Jon PaisMay 13, 2012 8:22 AM

Hugo - You state at the outset that one of the appeals of the film was to see how director Lang puts theories into practice, yet we don't hear anymore about that in your gushing review. Another small quibble is that you mention in the first paragraph that Lang wrote, directed and produced the film, then repeat yourself in paragraph three ("thanks to the clever script written by Lang himself"). In addition, you write, "Having great company always makes travelling more fun, and the likeable Chris and Alyza certainly make the experience a joyful one", then in the very next paragraph we read that "Gary Ploski and Emily Morse are fantastic as the film's leads". In fact, you overuse the word fantastic and great.

Hugo OzmanMay 14, 2012 2:19 AM


Dear Jon,

Thank you for reading my review and taking the time to make comments. I really appreciate them, because my motto as a writer is: Positive feedback encourages me to write more. Negative feedback motivates me to write better.

Now about the specific points. When I mentioned Lang being a film professor, I was really just curious to see how what kind of movie a film academic would make, and never intended to go into a detailed discussion about putting film theories into practice in my review.

Regarding the use of the words ‘fantastic’ and ‘great’, I checked through my review and found that each word appears twice. I guess those words do truly describe how I feel about the film. If repeating them is an issue, those words could easily be substituted with ‘wonderful’ or ‘awesome’ without affecting the overall meaning.

Having said all that, I do hear what you’re trying to say, and will take those into account when I write my next review.

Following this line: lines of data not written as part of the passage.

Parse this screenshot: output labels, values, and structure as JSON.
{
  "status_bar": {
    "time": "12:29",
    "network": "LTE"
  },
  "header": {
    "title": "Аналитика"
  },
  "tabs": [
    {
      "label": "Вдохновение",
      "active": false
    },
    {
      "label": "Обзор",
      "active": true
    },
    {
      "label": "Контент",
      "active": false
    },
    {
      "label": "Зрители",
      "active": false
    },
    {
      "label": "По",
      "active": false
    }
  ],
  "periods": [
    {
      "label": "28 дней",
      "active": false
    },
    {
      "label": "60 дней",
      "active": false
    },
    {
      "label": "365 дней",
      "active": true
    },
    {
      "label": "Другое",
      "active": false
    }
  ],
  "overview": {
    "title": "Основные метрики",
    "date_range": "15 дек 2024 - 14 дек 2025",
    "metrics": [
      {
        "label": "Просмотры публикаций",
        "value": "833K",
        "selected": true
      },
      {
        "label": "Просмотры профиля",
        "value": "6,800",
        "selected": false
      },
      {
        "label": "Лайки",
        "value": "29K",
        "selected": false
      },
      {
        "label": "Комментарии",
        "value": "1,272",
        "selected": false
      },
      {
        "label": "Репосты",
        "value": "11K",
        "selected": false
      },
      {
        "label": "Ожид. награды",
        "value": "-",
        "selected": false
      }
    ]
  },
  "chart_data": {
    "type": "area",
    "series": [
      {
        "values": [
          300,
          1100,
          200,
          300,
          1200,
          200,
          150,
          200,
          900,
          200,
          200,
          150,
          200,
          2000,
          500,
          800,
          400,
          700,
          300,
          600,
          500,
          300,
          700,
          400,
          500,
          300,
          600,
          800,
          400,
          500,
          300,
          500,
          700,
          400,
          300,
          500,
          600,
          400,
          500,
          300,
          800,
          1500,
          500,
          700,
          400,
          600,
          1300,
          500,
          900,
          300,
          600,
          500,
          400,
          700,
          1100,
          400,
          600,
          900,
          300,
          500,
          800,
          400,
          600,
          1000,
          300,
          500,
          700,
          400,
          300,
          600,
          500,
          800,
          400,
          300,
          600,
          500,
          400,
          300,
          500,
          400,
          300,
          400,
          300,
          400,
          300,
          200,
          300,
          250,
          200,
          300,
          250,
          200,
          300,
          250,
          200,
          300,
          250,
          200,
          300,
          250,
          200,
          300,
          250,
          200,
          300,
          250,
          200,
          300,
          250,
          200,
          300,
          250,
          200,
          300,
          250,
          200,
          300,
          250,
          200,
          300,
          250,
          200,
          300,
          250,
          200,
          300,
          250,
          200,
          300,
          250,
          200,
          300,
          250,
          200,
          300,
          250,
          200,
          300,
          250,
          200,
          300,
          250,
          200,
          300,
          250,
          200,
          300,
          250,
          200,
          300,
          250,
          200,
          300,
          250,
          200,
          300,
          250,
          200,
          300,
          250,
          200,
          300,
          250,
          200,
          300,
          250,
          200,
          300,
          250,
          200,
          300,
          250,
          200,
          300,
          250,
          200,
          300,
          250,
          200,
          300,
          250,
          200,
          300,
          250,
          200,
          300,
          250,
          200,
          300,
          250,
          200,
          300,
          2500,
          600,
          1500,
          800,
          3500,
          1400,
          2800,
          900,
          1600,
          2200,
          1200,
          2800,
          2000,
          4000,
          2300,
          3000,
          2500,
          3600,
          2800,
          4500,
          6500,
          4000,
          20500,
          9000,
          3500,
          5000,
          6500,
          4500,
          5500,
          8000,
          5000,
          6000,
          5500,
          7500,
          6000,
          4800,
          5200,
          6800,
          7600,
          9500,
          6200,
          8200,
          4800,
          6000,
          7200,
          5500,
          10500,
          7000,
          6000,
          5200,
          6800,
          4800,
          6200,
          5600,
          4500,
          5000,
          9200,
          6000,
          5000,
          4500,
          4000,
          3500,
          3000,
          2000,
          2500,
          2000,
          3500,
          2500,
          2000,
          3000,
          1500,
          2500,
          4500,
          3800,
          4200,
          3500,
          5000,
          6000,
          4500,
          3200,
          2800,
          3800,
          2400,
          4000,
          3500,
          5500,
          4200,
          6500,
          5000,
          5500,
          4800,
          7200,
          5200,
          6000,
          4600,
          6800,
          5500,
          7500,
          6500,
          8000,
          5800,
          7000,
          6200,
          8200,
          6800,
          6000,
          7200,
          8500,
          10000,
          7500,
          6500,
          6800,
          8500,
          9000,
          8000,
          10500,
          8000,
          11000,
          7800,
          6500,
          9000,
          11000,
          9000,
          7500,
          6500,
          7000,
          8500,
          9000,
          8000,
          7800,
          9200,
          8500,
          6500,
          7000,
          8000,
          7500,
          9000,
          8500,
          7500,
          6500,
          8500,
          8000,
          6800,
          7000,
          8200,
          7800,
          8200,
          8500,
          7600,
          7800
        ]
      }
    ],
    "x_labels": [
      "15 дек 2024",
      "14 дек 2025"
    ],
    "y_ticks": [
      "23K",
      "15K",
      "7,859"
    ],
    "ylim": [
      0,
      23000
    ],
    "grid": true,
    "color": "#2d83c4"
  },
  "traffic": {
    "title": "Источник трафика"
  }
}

So thank you again for your comments… Oops, I have said it twice in my own comments, and hope that you will not complain about my overuse of ‘thank you’. : )

Jon PaisMay 14, 2012 6:07 AM

hahaha
I will have to check this one out if a DVD is ever released in southeast asia.